(Material supplied Opens)

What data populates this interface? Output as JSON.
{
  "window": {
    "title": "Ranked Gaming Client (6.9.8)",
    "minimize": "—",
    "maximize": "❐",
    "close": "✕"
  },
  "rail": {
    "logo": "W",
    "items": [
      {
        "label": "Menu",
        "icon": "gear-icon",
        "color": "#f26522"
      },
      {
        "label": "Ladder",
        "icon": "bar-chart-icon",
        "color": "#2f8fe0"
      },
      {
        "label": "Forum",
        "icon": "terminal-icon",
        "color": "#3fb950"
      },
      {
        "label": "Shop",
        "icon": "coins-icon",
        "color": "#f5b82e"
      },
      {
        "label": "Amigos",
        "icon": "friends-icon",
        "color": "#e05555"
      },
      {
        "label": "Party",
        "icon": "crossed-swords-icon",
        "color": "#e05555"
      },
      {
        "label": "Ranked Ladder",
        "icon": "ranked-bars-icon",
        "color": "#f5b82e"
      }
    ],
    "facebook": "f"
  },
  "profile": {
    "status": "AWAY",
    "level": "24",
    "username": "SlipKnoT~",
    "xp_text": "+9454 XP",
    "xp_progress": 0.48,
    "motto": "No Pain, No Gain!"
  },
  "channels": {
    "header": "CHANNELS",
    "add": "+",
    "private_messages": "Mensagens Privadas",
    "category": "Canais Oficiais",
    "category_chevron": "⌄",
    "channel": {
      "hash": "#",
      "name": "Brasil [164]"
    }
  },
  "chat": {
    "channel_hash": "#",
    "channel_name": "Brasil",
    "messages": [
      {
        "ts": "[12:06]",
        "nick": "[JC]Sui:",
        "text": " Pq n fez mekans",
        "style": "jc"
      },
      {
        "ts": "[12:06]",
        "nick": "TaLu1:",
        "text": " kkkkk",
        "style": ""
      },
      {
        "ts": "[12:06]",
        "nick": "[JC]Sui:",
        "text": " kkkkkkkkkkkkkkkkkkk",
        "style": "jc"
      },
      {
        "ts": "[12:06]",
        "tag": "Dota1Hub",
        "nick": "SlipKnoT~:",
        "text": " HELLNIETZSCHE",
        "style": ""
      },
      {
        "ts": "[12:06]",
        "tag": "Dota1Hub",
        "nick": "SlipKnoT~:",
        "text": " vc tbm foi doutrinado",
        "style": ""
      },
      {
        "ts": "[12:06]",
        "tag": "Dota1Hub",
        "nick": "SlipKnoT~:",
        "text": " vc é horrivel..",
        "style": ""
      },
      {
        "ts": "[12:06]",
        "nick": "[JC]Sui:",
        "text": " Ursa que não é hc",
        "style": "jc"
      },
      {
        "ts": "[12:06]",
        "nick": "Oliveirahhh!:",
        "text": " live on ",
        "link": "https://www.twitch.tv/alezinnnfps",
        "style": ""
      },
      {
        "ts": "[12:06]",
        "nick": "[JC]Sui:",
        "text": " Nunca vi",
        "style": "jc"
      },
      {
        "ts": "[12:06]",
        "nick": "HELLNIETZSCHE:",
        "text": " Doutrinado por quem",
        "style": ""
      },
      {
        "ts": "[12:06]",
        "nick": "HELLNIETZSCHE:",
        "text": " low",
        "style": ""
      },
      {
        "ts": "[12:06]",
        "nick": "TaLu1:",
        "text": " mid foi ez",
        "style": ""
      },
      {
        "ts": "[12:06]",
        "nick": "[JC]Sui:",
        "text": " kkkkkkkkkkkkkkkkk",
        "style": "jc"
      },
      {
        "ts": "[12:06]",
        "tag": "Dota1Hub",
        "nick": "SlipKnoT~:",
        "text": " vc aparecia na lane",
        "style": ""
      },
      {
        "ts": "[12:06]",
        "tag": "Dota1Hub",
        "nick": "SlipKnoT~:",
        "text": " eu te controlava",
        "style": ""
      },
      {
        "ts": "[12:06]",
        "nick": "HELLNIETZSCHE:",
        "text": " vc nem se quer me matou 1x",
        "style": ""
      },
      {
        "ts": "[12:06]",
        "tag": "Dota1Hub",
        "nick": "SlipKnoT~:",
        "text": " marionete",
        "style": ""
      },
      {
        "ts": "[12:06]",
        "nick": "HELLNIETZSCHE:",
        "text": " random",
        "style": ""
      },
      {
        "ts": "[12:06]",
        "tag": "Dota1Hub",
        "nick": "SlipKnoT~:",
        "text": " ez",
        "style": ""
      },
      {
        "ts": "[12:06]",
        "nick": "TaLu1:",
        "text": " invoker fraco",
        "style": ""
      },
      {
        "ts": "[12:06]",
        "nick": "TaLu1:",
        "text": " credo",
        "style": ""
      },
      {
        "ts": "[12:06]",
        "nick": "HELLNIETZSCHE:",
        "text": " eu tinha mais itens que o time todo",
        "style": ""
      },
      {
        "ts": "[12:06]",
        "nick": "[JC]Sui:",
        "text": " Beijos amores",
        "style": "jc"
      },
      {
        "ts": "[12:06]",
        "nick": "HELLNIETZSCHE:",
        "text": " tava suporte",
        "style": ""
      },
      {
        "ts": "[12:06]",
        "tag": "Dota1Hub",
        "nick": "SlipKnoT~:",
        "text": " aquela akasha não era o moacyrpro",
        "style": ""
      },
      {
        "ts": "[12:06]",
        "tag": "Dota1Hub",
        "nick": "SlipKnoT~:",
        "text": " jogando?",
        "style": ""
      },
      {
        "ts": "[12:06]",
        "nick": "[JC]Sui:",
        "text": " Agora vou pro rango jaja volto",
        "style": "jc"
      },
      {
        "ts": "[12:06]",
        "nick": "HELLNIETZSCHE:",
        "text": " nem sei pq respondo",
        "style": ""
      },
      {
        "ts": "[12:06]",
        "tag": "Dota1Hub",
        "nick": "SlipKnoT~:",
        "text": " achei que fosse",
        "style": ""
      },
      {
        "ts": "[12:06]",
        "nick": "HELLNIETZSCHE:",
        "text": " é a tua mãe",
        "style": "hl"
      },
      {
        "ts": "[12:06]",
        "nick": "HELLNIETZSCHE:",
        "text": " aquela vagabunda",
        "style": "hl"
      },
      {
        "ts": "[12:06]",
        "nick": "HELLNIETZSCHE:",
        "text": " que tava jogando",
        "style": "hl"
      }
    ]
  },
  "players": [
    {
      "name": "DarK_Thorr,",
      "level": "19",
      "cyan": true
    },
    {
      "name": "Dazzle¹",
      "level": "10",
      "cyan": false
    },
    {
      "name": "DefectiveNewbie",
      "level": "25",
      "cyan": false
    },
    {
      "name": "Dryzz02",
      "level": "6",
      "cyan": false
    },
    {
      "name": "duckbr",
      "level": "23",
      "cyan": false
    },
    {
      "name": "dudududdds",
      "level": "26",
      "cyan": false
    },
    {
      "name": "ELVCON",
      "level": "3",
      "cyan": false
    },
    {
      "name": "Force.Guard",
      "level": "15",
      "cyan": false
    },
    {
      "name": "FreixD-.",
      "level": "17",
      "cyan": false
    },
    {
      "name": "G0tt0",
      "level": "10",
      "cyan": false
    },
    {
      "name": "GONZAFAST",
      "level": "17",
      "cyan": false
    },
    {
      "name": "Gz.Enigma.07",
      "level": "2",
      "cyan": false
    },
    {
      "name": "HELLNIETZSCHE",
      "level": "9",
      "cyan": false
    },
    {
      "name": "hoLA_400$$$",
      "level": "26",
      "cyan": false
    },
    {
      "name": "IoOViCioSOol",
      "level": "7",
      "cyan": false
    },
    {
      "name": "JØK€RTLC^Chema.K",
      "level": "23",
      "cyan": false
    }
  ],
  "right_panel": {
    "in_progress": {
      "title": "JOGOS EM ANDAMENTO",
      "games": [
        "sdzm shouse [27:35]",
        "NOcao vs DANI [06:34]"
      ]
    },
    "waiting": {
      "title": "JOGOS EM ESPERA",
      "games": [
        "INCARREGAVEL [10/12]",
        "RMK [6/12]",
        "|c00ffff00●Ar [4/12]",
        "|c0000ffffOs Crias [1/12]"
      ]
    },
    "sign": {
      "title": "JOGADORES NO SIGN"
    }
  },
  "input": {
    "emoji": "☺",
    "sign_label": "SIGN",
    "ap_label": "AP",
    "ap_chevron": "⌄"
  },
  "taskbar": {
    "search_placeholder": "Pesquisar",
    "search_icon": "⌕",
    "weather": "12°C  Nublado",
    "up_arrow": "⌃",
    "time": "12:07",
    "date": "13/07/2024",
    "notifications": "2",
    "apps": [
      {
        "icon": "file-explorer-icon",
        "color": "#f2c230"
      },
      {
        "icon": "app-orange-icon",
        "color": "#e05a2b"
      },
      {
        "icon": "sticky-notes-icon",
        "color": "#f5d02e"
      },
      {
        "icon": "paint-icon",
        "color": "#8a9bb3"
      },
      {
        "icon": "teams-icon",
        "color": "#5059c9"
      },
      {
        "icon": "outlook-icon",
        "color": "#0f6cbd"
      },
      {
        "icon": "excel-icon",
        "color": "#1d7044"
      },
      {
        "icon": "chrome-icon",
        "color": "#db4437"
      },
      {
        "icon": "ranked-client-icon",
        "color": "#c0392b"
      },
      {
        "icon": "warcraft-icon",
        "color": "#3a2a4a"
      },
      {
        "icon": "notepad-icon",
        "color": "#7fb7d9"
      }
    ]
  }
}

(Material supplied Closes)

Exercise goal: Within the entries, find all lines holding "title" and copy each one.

Exercise output:
    "title": "Ranked Gaming Client (6.9.8)",
      "title": "JOGOS EM ANDAMENTO",
      "title": "JOGOS EM ESPERA",
      "title": "JOGADORES NO SIGN"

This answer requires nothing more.